“They can’t shift that one,” he said.

The Red Sox (13-17) added one last unearned run in the fifth. J.D. Martinez hit a ball to the warning track that Oakland center fielder Ramon Laureano dropped, putting the Sox slugger on second. Rafael Devers doubled down the right-field line to send Martinez home and end the night for Oakland starter Aaron Brooks (2-3).


Oakland’s Ramon Laureano didn’t have a read on J.D. Martinez’s fifth-inning fly ball that he dropped for a two-base error.
Oakland’s Ramon Laureano didn’t have a read on J.D. Martinez’s fifth-inning fly ball that he dropped for a two-base error.Jim Davis/Globe Staff/Globe Staff

In for the ninth, Tyler Thornburg gave up a solo home run to Robbie Grossman, who’d hit a ball deep to center in the first inning, but had it die in the chilly air.

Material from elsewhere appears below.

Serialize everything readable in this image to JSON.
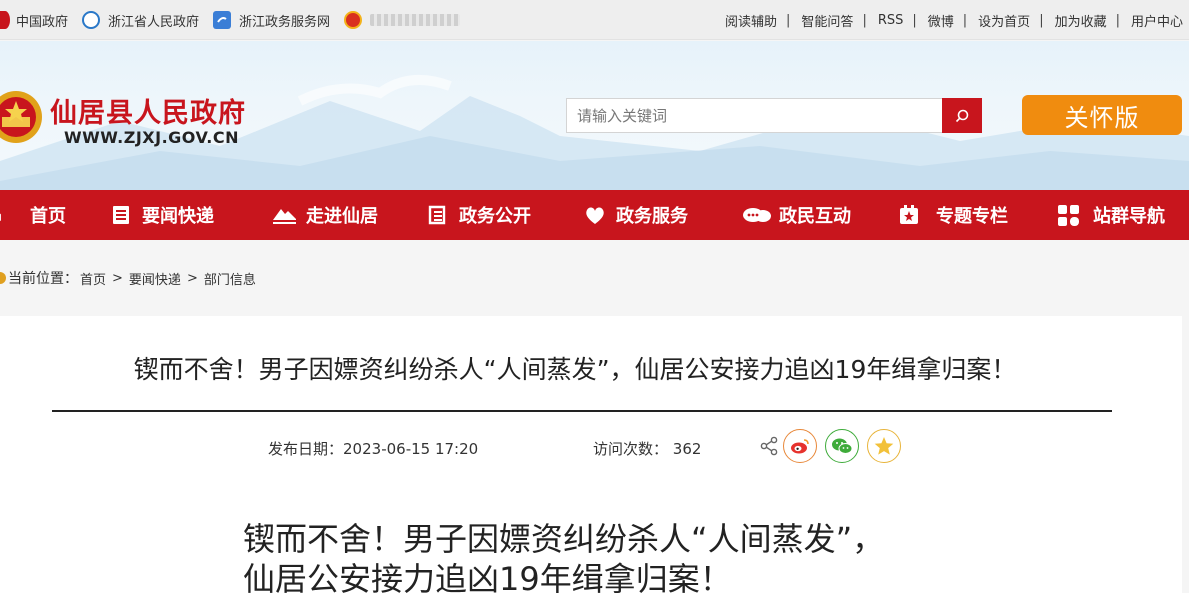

It spoiled the shutout and made for an imperfect ending, but that blip was not going to override the positive energy from Porcello’s start. Porcello was energized late in the game — he tipped his cap to shortstop Xander Bogaerts in the eighth after Bogaerts reacted quickly and made a good play to deny Nick Hundley a hit. When that inning ended and he went back to the dugout, he and manager Alex Cora shared a big hug.

Porcello talked about the good team win and how defense helped him out, seemingly careful not to get too high after one start. But for a pitcher whose struggles were near the top of the Red Sox list of problems, this kind of outing has to be meaningful.

“It’s not the first time I’ve been roughed up before. Won’t be the last,” Porcello said. “You’ve got to be professional about it and you’ve got to have that inner confidence that you’re going to find your stuff.”

Nora Princiotti can be reached at nora.princiotti@globe.com. Follow her on Twitter at @NoraPrinciotti.